Remember to take your fat soluble vitamin D supplements with a meal. Again, having low vitamin D in winter can begin a cycle of long standing depression that becomes hard to break.
Research on light therapy is well documented to improve mood and motivation.
Light therapy is likely to improve the winter blues dramatically. There are several lightbox units commercially available. You can also switch out some of your household light bulbs for full spectrum bulbs. Use these full spectrum lights during the daytime hours but switch them off at night to prevent disturbing your sleep.
Let’s take a quiz to see if you have the winter blues. In the last two weeks: Did you have trouble getting out of bed in the morning? Were you craving sweets, sugar,and carbohydrates? Have you lost interest in activities that would normally give you pleasure? Did you have less energy than you think you should have? Were you having trouble concentrating? Has your weight or appetite changed dramatically? Out of these six questions if you answered three or more with a yes, then you need to seek medical attention.
Regardless of your score, you should discuss these symptoms with your doctor.
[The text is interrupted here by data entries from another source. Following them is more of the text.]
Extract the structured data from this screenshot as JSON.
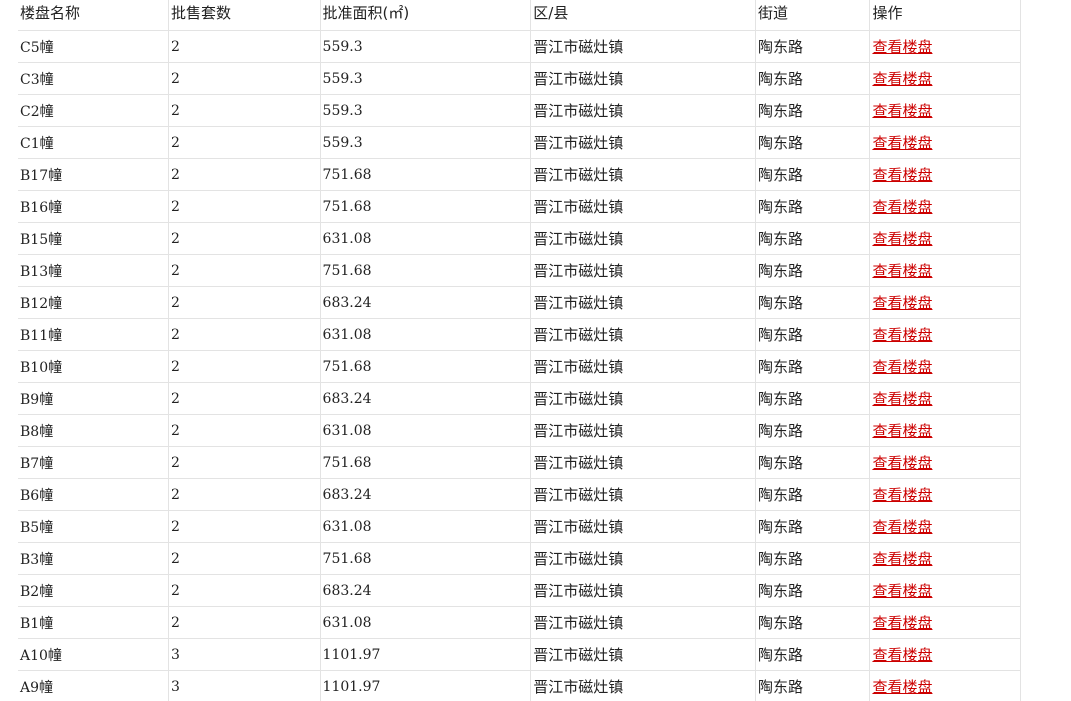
{
  "table": {
    "headers": {
      "name": "楼盘名称",
      "count": "批售套数",
      "area": "批准面积(㎡)",
      "district": "区/县",
      "street": "街道",
      "action": "操作"
    },
    "rows": [
      {
        "name": "C5幢",
        "count": "2",
        "area": "559.3",
        "district": "晋江市磁灶镇",
        "street": "陶东路",
        "action": "查看楼盘"
      },
      {
        "name": "C3幢",
        "count": "2",
        "area": "559.3",
        "district": "晋江市磁灶镇",
        "street": "陶东路",
        "action": "查看楼盘"
      },
      {
        "name": "C2幢",
        "count": "2",
        "area": "559.3",
        "district": "晋江市磁灶镇",
        "street": "陶东路",
        "action": "查看楼盘"
      },
      {
        "name": "C1幢",
        "count": "2",
        "area": "559.3",
        "district": "晋江市磁灶镇",
        "street": "陶东路",
        "action": "查看楼盘"
      },
      {
        "name": "B17幢",
        "count": "2",
        "area": "751.68",
        "district": "晋江市磁灶镇",
        "street": "陶东路",
        "action": "查看楼盘"
      },
      {
        "name": "B16幢",
        "count": "2",
        "area": "751.68",
        "district": "晋江市磁灶镇",
        "street": "陶东路",
        "action": "查看楼盘"
      },
      {
        "name": "B15幢",
        "count": "2",
        "area": "631.08",
        "district": "晋江市磁灶镇",
        "street": "陶东路",
        "action": "查看楼盘"
      },
      {
        "name": "B13幢",
        "count": "2",
        "area": "751.68",
        "district": "晋江市磁灶镇",
        "street": "陶东路",
        "action": "查看楼盘"
      },
      {
        "name": "B12幢",
        "count": "2",
        "area": "683.24",
        "district": "晋江市磁灶镇",
        "street": "陶东路",
        "action": "查看楼盘"
      },
      {
        "name": "B11幢",
        "count": "2",
        "area": "631.08",
        "district": "晋江市磁灶镇",
        "street": "陶东路",
        "action": "查看楼盘"
      },
      {
        "name": "B10幢",
        "count": "2",
        "area": "751.68",
        "district": "晋江市磁灶镇",
        "street": "陶东路",
        "action": "查看楼盘"
      },
      {
        "name": "B9幢",
        "count": "2",
        "area": "683.24",
        "district": "晋江市磁灶镇",
        "street": "陶东路",
        "action": "查看楼盘"
      },
      {
        "name": "B8幢",
        "count": "2",
        "area": "631.08",
        "district": "晋江市磁灶镇",
        "street": "陶东路",
        "action": "查看楼盘"
      },
      {
        "name": "B7幢",
        "count": "2",
        "area": "751.68",
        "district": "晋江市磁灶镇",
        "street": "陶东路",
        "action": "查看楼盘"
      },
      {
        "name": "B6幢",
        "count": "2",
        "area": "683.24",
        "district": "晋江市磁灶镇",
        "street": "陶东路",
        "action": "查看楼盘"
      },
      {
        "name": "B5幢",
        "count": "2",
        "area": "631.08",
        "district": "晋江市磁灶镇",
        "street": "陶东路",
        "action": "查看楼盘"
      },
      {
        "name": "B3幢",
        "count": "2",
        "area": "751.68",
        "district": "晋江市磁灶镇",
        "street": "陶东路",
        "action": "查看楼盘"
      },
      {
        "name": "B2幢",
        "count": "2",
        "area": "683.24",
        "district": "晋江市磁灶镇",
        "street": "陶东路",
        "action": "查看楼盘"
      },
      {
        "name": "B1幢",
        "count": "2",
        "area": "631.08",
        "district": "晋江市磁灶镇",
        "street": "陶东路",
        "action": "查看楼盘"
      },
      {
        "name": "A10幢",
        "count": "3",
        "area": "1101.97",
        "district": "晋江市磁灶镇",
        "street": "陶东路",
        "action": "查看楼盘"
      },
      {
        "name": "A9幢",
        "count": "3",
        "area": "1101.97",
        "district": "晋江市磁灶镇",
        "street": "陶东路",
        "action": "查看楼盘"
      }
    ]
  },
  "colors": {
    "link": "#cc0000",
    "grid": "#e3e3e3",
    "text": "#222222"
  }
}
If you’re looking for a more natural approach, consider naturopathic medicine which offers individual treatment plans and focusing on treating the cause rather than the symptom of all that ails you.
Dr. Knutson is a naturopathic doctor and licensed acupuncturist. She may be reached at Health Moves, 17311 135th Ave NE, Ste. C-800 Woodinville, WA 98072, Phone: 425.402.9999 or www.Health Moves.org.